Dada taught me cards.Sitting in his suit of pants and vest.A fistful of joker-red hair strewn across his brow.His big belly like a cannon ball.
Dada has stories from Calcuttawrapped up in his big belly.When he belched they would unravel.
Billy chased me round the playgroundwith hands full of fists
Billy yelled at me across the football pitchwith a mouth full of stings.
The walls of the room are white and clean -all sign's of yesterdays sorrows scrubbedaway with bleach.
I told a whopper, a fib, a lie.Slipped out of my mouth.
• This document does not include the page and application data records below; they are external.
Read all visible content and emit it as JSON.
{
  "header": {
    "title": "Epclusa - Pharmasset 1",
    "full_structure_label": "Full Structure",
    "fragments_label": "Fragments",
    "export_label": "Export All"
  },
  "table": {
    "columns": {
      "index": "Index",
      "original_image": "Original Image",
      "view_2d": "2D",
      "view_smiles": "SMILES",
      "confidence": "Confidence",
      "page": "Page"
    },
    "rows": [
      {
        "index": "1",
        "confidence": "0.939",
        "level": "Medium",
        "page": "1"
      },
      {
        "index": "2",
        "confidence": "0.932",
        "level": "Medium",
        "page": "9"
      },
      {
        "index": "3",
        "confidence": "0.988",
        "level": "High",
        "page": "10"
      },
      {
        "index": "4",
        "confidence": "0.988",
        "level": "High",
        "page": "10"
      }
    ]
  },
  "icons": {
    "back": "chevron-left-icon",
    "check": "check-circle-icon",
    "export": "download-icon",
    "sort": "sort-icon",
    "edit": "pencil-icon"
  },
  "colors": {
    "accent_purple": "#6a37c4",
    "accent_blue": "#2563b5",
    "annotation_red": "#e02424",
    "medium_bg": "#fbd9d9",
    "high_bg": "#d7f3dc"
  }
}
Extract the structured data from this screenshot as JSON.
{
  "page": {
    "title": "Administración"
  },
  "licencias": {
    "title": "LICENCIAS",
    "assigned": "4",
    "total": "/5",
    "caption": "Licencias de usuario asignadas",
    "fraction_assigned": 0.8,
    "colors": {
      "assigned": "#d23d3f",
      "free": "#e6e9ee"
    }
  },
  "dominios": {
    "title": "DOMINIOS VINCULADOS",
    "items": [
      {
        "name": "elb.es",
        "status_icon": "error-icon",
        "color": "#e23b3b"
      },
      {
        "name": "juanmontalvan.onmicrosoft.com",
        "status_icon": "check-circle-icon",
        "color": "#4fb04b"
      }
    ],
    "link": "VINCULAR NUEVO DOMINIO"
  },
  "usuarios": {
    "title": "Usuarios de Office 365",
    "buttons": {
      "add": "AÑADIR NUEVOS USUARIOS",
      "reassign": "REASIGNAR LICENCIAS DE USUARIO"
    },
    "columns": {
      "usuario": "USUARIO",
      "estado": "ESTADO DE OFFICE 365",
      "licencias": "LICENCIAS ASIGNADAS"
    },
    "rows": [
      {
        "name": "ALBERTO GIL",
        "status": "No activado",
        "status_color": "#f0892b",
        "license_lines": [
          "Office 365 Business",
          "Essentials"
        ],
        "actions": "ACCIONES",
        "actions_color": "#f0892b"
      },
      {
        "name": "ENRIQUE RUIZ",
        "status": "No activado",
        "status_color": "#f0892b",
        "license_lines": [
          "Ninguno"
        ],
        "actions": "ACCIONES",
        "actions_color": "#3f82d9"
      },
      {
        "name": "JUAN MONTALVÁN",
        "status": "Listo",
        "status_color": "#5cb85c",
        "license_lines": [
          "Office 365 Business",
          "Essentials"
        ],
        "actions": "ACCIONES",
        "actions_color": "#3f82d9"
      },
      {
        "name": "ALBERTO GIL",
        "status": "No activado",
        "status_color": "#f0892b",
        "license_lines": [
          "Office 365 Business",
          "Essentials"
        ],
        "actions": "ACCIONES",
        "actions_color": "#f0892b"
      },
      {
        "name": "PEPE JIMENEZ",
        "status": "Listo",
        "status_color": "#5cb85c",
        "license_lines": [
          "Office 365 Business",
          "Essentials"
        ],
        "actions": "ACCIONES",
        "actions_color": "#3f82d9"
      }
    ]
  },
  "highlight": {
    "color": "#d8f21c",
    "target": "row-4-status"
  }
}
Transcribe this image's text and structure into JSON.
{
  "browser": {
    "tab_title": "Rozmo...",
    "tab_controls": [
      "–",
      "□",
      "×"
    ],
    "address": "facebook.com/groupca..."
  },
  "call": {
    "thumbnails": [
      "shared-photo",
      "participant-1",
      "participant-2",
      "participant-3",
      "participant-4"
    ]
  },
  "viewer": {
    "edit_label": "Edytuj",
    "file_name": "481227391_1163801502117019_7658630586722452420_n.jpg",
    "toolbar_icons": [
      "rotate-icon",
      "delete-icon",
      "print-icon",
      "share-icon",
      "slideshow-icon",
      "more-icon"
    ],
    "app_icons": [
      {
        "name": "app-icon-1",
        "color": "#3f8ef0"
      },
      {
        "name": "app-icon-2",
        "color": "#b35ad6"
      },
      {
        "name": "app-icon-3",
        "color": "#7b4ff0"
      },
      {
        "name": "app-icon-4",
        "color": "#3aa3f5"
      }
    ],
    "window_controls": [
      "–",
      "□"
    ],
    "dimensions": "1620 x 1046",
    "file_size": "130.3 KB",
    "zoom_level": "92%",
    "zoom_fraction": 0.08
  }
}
It was slimy, sly.
Miss Flotsam was my reception teacher.She had travelled the world.Brown hair turned goldenunder distant suns,clothes carrying coloursfrom countless corners of continents.
I was born with a map of Australia on my face;it was beautiful, my mother told me – there was nobody like me in the whole wide worldwho could trace the edges of down under
The living room remembers Gran dancing to Count Bessie.The kitchen can still hear my aunts fighting on Christmas Day.The hall is worried about the loose banister.
Toothless, she kisseswith fleshy lipsrounded, like mouthof a bottle, all wet
She bruises your facealmost, with twoloving tree-root hands.